Work to be completed:
Retype the data that follows exactly. No pictures belong in the copy.

Supplied material:
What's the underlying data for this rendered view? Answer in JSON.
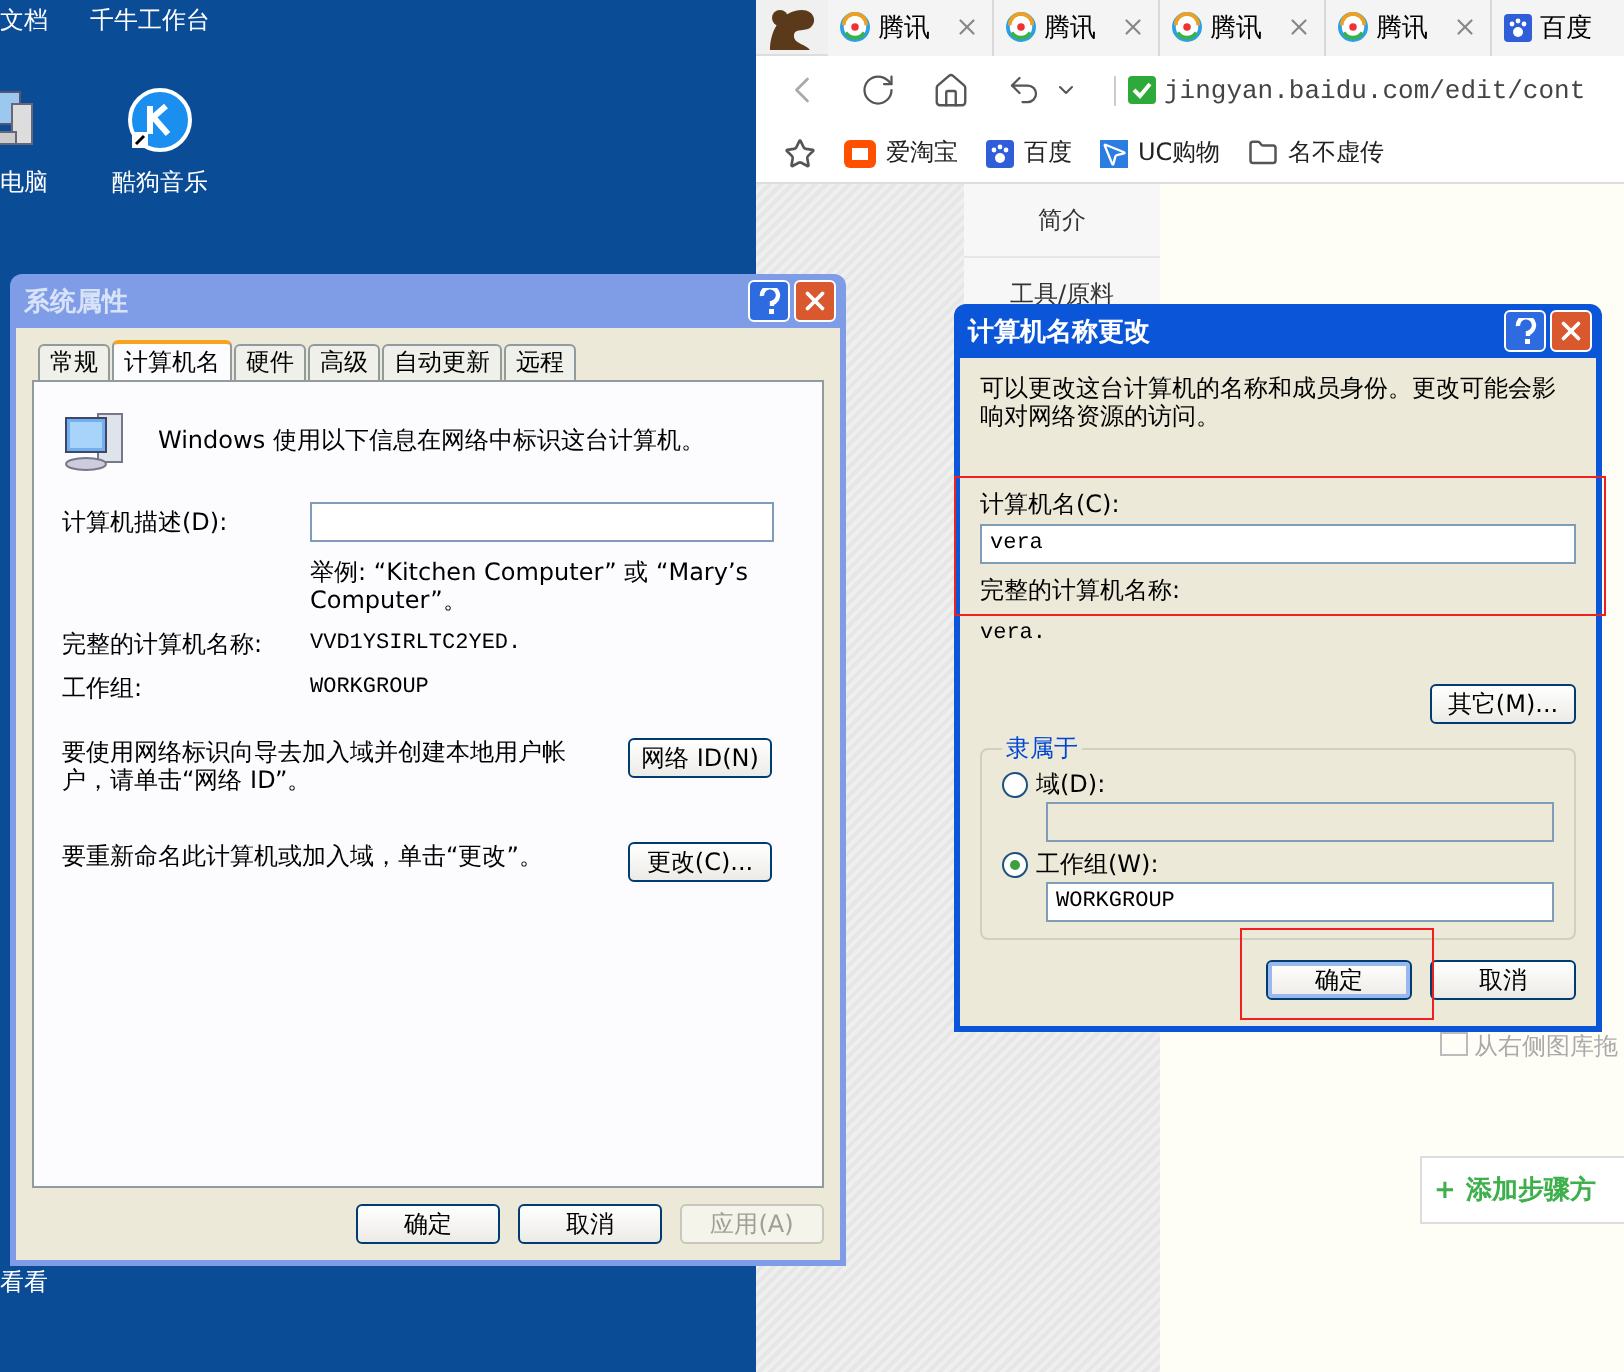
{
  "desktop": {
    "top_labels": [
      "文档",
      "千牛工作台"
    ],
    "icons": [
      {
        "kind": "computer",
        "label": "电脑"
      },
      {
        "kind": "music",
        "label": "酷狗音乐"
      }
    ],
    "bottom_label": "看看"
  },
  "browser": {
    "tabs": [
      {
        "kind": "news",
        "title": "腾讯"
      },
      {
        "kind": "news",
        "title": "腾讯"
      },
      {
        "kind": "news",
        "title": "腾讯"
      },
      {
        "kind": "news",
        "title": "腾讯"
      },
      {
        "kind": "paw",
        "title": "百度"
      }
    ],
    "address": "jingyan.baidu.com/edit/cont",
    "bookmarks": [
      {
        "kind": "shop",
        "label": "爱淘宝"
      },
      {
        "kind": "paw",
        "label": "百度"
      },
      {
        "kind": "cursor",
        "label": "UC购物"
      },
      {
        "kind": "folder",
        "label": "名不虚传"
      }
    ],
    "nav": [
      "简介",
      "工具/原料"
    ],
    "hint": "从右侧图库拖",
    "add_step": {
      "icon": "+",
      "label": "添加步骤方"
    }
  },
  "system_properties": {
    "title": "系统属性",
    "active": false,
    "tabs": [
      {
        "label": "常规",
        "selected": false
      },
      {
        "label": "计算机名",
        "selected": true
      },
      {
        "label": "硬件",
        "selected": false
      },
      {
        "label": "高级",
        "selected": false
      },
      {
        "label": "自动更新",
        "selected": false
      },
      {
        "label": "远程",
        "selected": false
      }
    ],
    "intro": "Windows 使用以下信息在网络中标识这台计算机。",
    "description_label": "计算机描述(D):",
    "example": "举例: “Kitchen Computer” 或 “Mary’s Computer”。",
    "full_name_label": "完整的计算机名称:",
    "full_name": "VVD1YSIRLTC2YED.",
    "workgroup_label": "工作组:",
    "workgroup": "WORKGROUP",
    "actions": [
      {
        "text": "要使用网络标识向导去加入域并创建本地用户帐户，请单击“网络 ID”。",
        "button": "网络 ID(N)"
      },
      {
        "text": "要重新命名此计算机或加入域，单击“更改”。",
        "button": "更改(C)..."
      }
    ],
    "buttons": [
      {
        "label": "确定",
        "disabled": false
      },
      {
        "label": "取消",
        "disabled": false
      },
      {
        "label": "应用(A)",
        "disabled": true
      }
    ]
  },
  "rename_dialog": {
    "title": "计算机名称更改",
    "active": true,
    "intro": "可以更改这台计算机的名称和成员身份。更改可能会影响对网络资源的访问。",
    "name_label": "计算机名(C):",
    "name_value": "vera",
    "full_name_label": "完整的计算机名称:",
    "full_name": "vera.",
    "more_button": "其它(M)...",
    "member_of": "隶属于",
    "options": [
      {
        "label": "域(D):",
        "checked": false
      },
      {
        "label": "工作组(W):",
        "checked": true,
        "value": "WORKGROUP"
      }
    ],
    "buttons": [
      {
        "label": "确定",
        "default": true
      },
      {
        "label": "取消",
        "default": false
      }
    ]
  }
}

Result:
What's the underlying data for this rendered view? Answer in JSON.
{
  "desktop": {
    "top_labels": [
      "文档",
      "千牛工作台"
    ],
    "icons": [
      {
        "kind": "computer",
        "label": "电脑"
      },
      {
        "kind": "music",
        "label": "酷狗音乐"
      }
    ],
    "bottom_label": "看看"
  },
  "browser": {
    "tabs": [
      {
        "kind": "news",
        "title": "腾讯"
      },
      {
        "kind": "news",
        "title": "腾讯"
      },
      {
        "kind": "news",
        "title": "腾讯"
      },
      {
        "kind": "news",
        "title": "腾讯"
      },
      {
        "kind": "paw",
        "title": "百度"
      }
    ],
    "address": "jingyan.baidu.com/edit/cont",
    "bookmarks": [
      {
        "kind": "shop",
        "label": "爱淘宝"
      },
      {
        "kind": "paw",
        "label": "百度"
      },
      {
        "kind": "cursor",
        "label": "UC购物"
      },
      {
        "kind": "folder",
        "label": "名不虚传"
      }
    ],
    "nav": [
      "简介",
      "工具/原料"
    ],
    "hint": "从右侧图库拖",
    "add_step": {
      "icon": "+",
      "label": "添加步骤方"
    }
  },
  "system_properties": {
    "title": "系统属性",
    "active": false,
    "tabs": [
      {
        "label": "常规",
        "selected": false
      },
      {
        "label": "计算机名",
        "selected": true
      },
      {
        "label": "硬件",
        "selected": false
      },
      {
        "label": "高级",
        "selected": false
      },
      {
        "label": "自动更新",
        "selected": false
      },
      {
        "label": "远程",
        "selected": false
      }
    ],
    "intro": "Windows 使用以下信息在网络中标识这台计算机。",
    "description_label": "计算机描述(D):",
    "example": "举例: “Kitchen Computer” 或 “Mary’s Computer”。",
    "full_name_label": "完整的计算机名称:",
    "full_name": "VVD1YSIRLTC2YED.",
    "workgroup_label": "工作组:",
    "workgroup": "WORKGROUP",
    "actions": [
      {
        "text": "要使用网络标识向导去加入域并创建本地用户帐户，请单击“网络 ID”。",
        "button": "网络 ID(N)"
      },
      {
        "text": "要重新命名此计算机或加入域，单击“更改”。",
        "button": "更改(C)..."
      }
    ],
    "buttons": [
      {
        "label": "确定",
        "disabled": false
      },
      {
        "label": "取消",
        "disabled": false
      },
      {
        "label": "应用(A)",
        "disabled": true
      }
    ]
  },
  "rename_dialog": {
    "title": "计算机名称更改",
    "active": true,
    "intro": "可以更改这台计算机的名称和成员身份。更改可能会影响对网络资源的访问。",
    "name_label": "计算机名(C):",
    "name_value": "vera",
    "full_name_label": "完整的计算机名称:",
    "full_name": "vera.",
    "more_button": "其它(M)...",
    "member_of": "隶属于",
    "options": [
      {
        "label": "域(D):",
        "checked": false
      },
      {
        "label": "工作组(W):",
        "checked": true,
        "value": "WORKGROUP"
      }
    ],
    "buttons": [
      {
        "label": "确定",
        "default": true
      },
      {
        "label": "取消",
        "default": false
      }
    ]
  }
}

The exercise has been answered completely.